In the entries below, count every line with the word "Gust". Return only the count.

*** DATA LISTING ***

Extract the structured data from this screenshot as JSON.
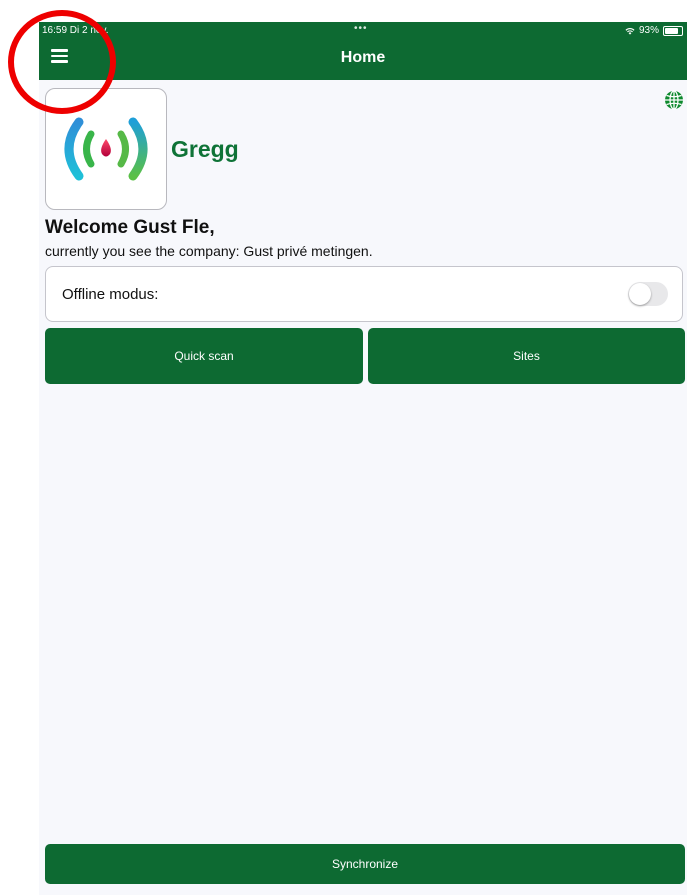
{
  "status_bar": {
    "time": "16:59  Di 2  nov.",
    "dots": "•••",
    "battery_text": "93%",
    "battery_level": 0.93
  },
  "header": {
    "title": "Home"
  },
  "company": {
    "name": "Gregg"
  },
  "welcome": {
    "greeting": "Welcome Gust Fle,",
    "company_line": "currently you see the company: Gust privé metingen."
  },
  "offline": {
    "label": "Offline modus:",
    "enabled": false
  },
  "buttons": {
    "quick_scan": "Quick scan",
    "sites": "Sites",
    "synchronize": "Synchronize"
  },
  "icons": {
    "menu": "hamburger-menu-icon",
    "globe": "globe-icon",
    "wifi": "wifi-icon",
    "battery": "battery-icon",
    "logo": "signal-waves-logo"
  },
  "colors": {
    "primary": "#0d6a32",
    "brand_text": "#0f7337",
    "annotation": "#ee0000"
  }
}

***

FINISHED TASK: 2